We’ve all had those moments. Moments where what we need to get us through is that extra word of encouragement or act of love from someone who cares for us. Whether it’s a note a parent packs in their kid’s lunch box, or a home-cooked meal prepared by one spouse for another at the end of a long day, or a text message to a friend just to check in … we’ve all had moments of being loved and loving each other into the future, of giving and receiving strength for what lies ahead.
Those moments emphasize, above all else, the relationship, and that’s what John’s gospel is all about. It’s about relationship and mutuality and reciprocity. It’s about God abiding in us and us in God and us with each other.
This is a tale of two women who get it. They get that being a follower of Jesus is to be in relationship with him. They get what it means to be a disciple – to abide in love and to live in love and to be in love with the One who loves them … full to the brim … and overflowing.

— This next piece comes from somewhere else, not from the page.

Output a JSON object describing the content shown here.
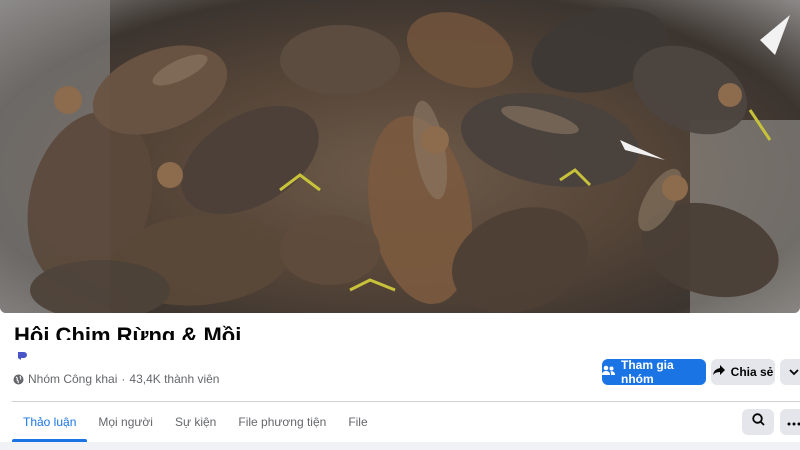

We read this gospel story of extravagant, abundant love on this fifth and final “regular” Sunday in Lent.
With Mary, we stand on the cusp of Holy Week. The very next verses in John move us to Palm Sunday, but today, before all that, Mary prepares us to walk with Jesus through it all. Where Judas betrays Jesus and Peter denies him, abandoning the relationship, Mary pours out an abiding extravagance of love that will remain with Jesus, even when his journey to Jerusalem doesn’t end nearly as triumphantly as it began – through the betrayal, through the trial, through the suffering, through his death, and ultimately into his resurrection…
…where we’ll encounter yet another woman, another Mary, at the tomb, early in the morning, while it was still dark, amid clouded eyes weighed down with tears, hearing her risen rabbi’s voice call her name, and in turn clinging to him, physically – an act of extravagant love from a disciple and a friend.
So this is a tale, really, of three women – and it’s tale of all of us … a tale that invites us into the kind of love that makes a disciple, the kind of abundance that loves us all, together, into the future, whatever it holds – its tender abundance lasting as even one drop of a jar of costly perfume fills the house with its lasting aroma.
Can you smell that love?
Can you feel that love?